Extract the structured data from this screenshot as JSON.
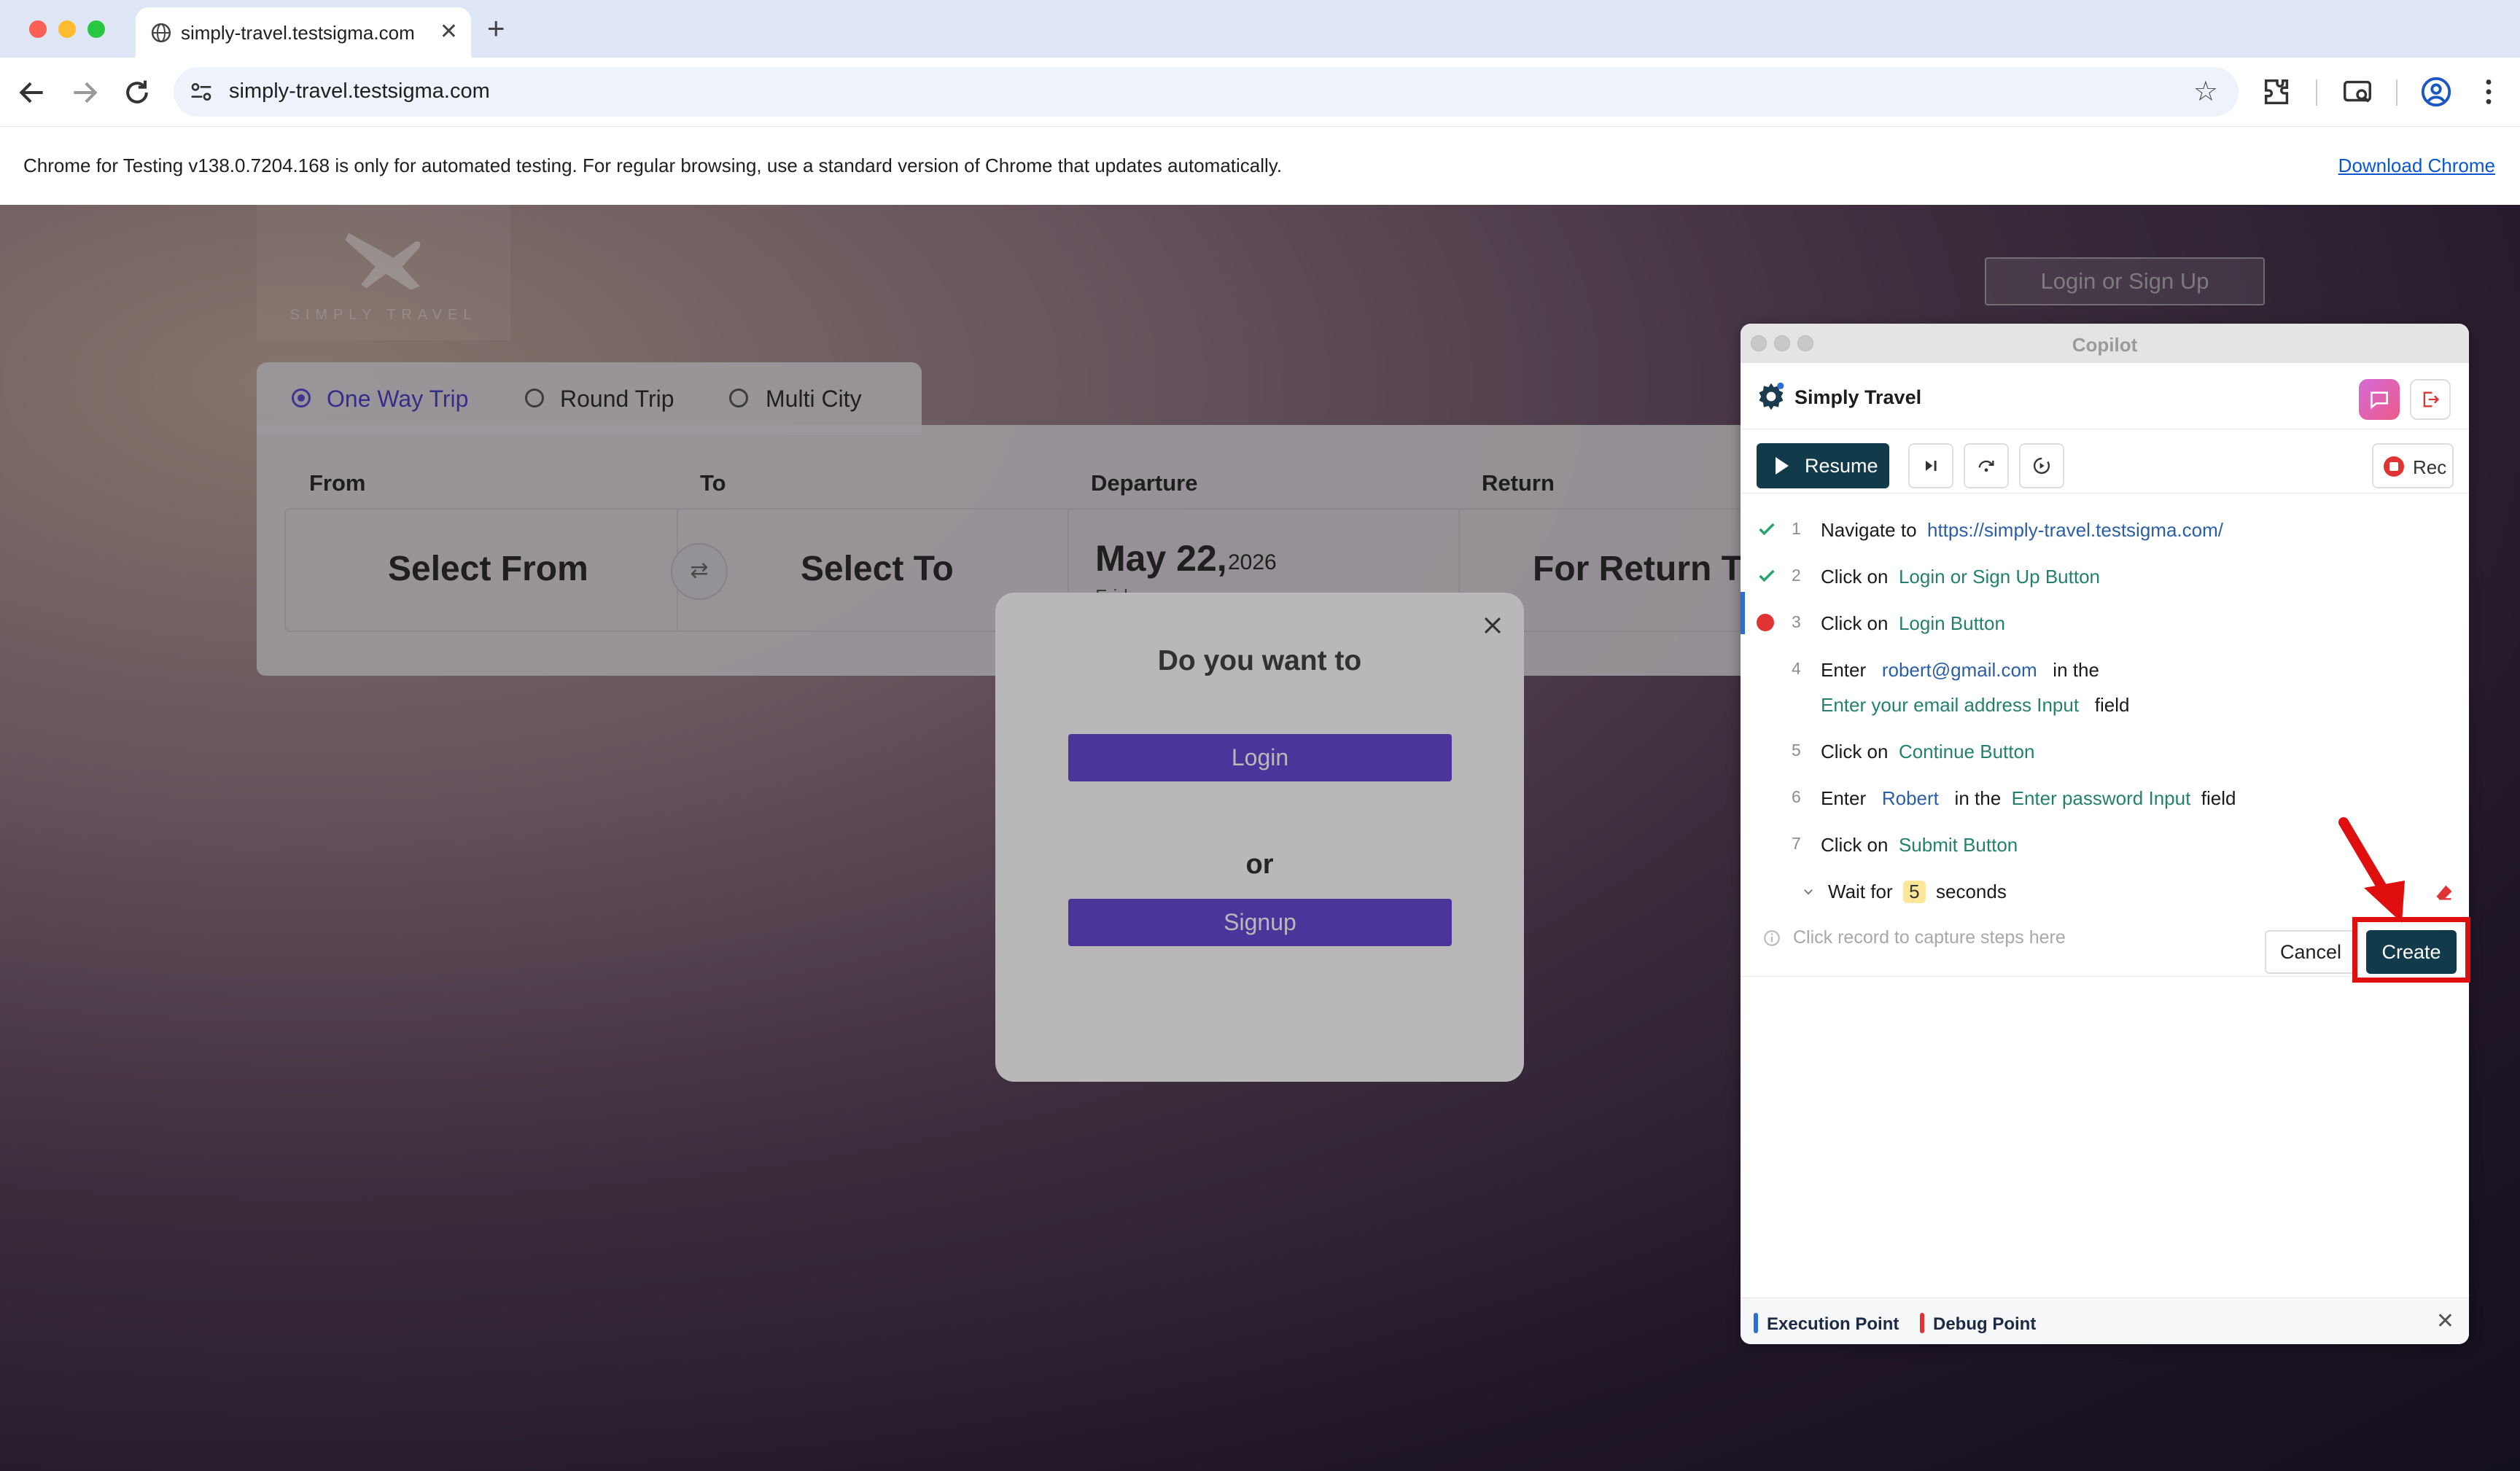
{
  "browser": {
    "tab_title": "simply-travel.testsigma.com",
    "url": "simply-travel.testsigma.com",
    "info_text": "Chrome for Testing v138.0.7204.168 is only for automated testing. For regular browsing, use a standard version of Chrome that updates automatically.",
    "info_link": "Download Chrome",
    "icons": [
      "back-icon",
      "forward-icon",
      "reload-icon",
      "site-info-icon",
      "bookmark-star-icon",
      "extensions-icon",
      "cast-search-icon",
      "profile-icon",
      "menu-kebab-icon"
    ]
  },
  "page": {
    "logo_text": "SIMPLY TRAVEL",
    "login_signup": "Login or Sign Up",
    "trip_types": [
      {
        "label": "One Way Trip",
        "selected": true
      },
      {
        "label": "Round Trip",
        "selected": false
      },
      {
        "label": "Multi City",
        "selected": false
      }
    ],
    "columns": {
      "from": "From",
      "to": "To",
      "departure": "Departure",
      "return": "Return"
    },
    "fields": {
      "from": "Select From",
      "to": "Select To",
      "departure_date": "May 22,",
      "departure_year": "2026",
      "departure_day": "Friday",
      "return": "For Return Trip"
    }
  },
  "modal": {
    "title": "Do you want to",
    "login": "Login",
    "or": "or",
    "signup": "Signup"
  },
  "copilot": {
    "window_title": "Copilot",
    "app_name": "Simply Travel",
    "resume": "Resume",
    "rec": "Rec",
    "steps": [
      {
        "n": "1",
        "status": "done",
        "kw1": "Navigate to",
        "value": "https://simply-travel.testsigma.com/"
      },
      {
        "n": "2",
        "status": "done",
        "kw1": "Click on",
        "element": "Login or Sign Up Button"
      },
      {
        "n": "3",
        "status": "breakpoint",
        "kw1": "Click on",
        "element": "Login Button"
      },
      {
        "n": "4",
        "status": "pending",
        "kw1": "Enter",
        "value": "robert@gmail.com",
        "kw2": "in the",
        "element": "Enter your email address Input",
        "kw3": "field"
      },
      {
        "n": "5",
        "status": "pending",
        "kw1": "Click on",
        "element": "Continue Button"
      },
      {
        "n": "6",
        "status": "pending",
        "kw1": "Enter",
        "value": "Robert",
        "kw2": "in the",
        "element": "Enter password Input",
        "kw3": "field"
      },
      {
        "n": "7",
        "status": "pending",
        "kw1": "Click on",
        "element": "Submit Button"
      }
    ],
    "wait": {
      "pre": "Wait for",
      "value": "5",
      "post": "seconds"
    },
    "hint": "Click record to capture steps here",
    "cancel": "Cancel",
    "create": "Create",
    "legend_exec": "Execution Point",
    "legend_debug": "Debug Point",
    "colors": {
      "primary": "#113a4a",
      "element": "#24806e",
      "value": "#2a5ea8",
      "execution": "#2b6fd6",
      "debug": "#e03434",
      "modal_button": "#6848d6",
      "annotation": "#e00f0f"
    }
  }
}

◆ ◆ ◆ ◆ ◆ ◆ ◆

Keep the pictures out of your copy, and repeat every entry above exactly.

Extract the structured data from this screenshot as JSON.
{
  "browser": {
    "tab_title": "simply-travel.testsigma.com",
    "url": "simply-travel.testsigma.com",
    "info_text": "Chrome for Testing v138.0.7204.168 is only for automated testing. For regular browsing, use a standard version of Chrome that updates automatically.",
    "info_link": "Download Chrome",
    "icons": [
      "back-icon",
      "forward-icon",
      "reload-icon",
      "site-info-icon",
      "bookmark-star-icon",
      "extensions-icon",
      "cast-search-icon",
      "profile-icon",
      "menu-kebab-icon"
    ]
  },
  "page": {
    "logo_text": "SIMPLY TRAVEL",
    "login_signup": "Login or Sign Up",
    "trip_types": [
      {
        "label": "One Way Trip",
        "selected": true
      },
      {
        "label": "Round Trip",
        "selected": false
      },
      {
        "label": "Multi City",
        "selected": false
      }
    ],
    "columns": {
      "from": "From",
      "to": "To",
      "departure": "Departure",
      "return": "Return"
    },
    "fields": {
      "from": "Select From",
      "to": "Select To",
      "departure_date": "May 22,",
      "departure_year": "2026",
      "departure_day": "Friday",
      "return": "For Return Trip"
    }
  },
  "modal": {
    "title": "Do you want to",
    "login": "Login",
    "or": "or",
    "signup": "Signup"
  },
  "copilot": {
    "window_title": "Copilot",
    "app_name": "Simply Travel",
    "resume": "Resume",
    "rec": "Rec",
    "steps": [
      {
        "n": "1",
        "status": "done",
        "kw1": "Navigate to",
        "value": "https://simply-travel.testsigma.com/"
      },
      {
        "n": "2",
        "status": "done",
        "kw1": "Click on",
        "element": "Login or Sign Up Button"
      },
      {
        "n": "3",
        "status": "breakpoint",
        "kw1": "Click on",
        "element": "Login Button"
      },
      {
        "n": "4",
        "status": "pending",
        "kw1": "Enter",
        "value": "robert@gmail.com",
        "kw2": "in the",
        "element": "Enter your email address Input",
        "kw3": "field"
      },
      {
        "n": "5",
        "status": "pending",
        "kw1": "Click on",
        "element": "Continue Button"
      },
      {
        "n": "6",
        "status": "pending",
        "kw1": "Enter",
        "value": "Robert",
        "kw2": "in the",
        "element": "Enter password Input",
        "kw3": "field"
      },
      {
        "n": "7",
        "status": "pending",
        "kw1": "Click on",
        "element": "Submit Button"
      }
    ],
    "wait": {
      "pre": "Wait for",
      "value": "5",
      "post": "seconds"
    },
    "hint": "Click record to capture steps here",
    "cancel": "Cancel",
    "create": "Create",
    "legend_exec": "Execution Point",
    "legend_debug": "Debug Point",
    "colors": {
      "primary": "#113a4a",
      "element": "#24806e",
      "value": "#2a5ea8",
      "execution": "#2b6fd6",
      "debug": "#e03434",
      "modal_button": "#6848d6",
      "annotation": "#e00f0f"
    }
  }
}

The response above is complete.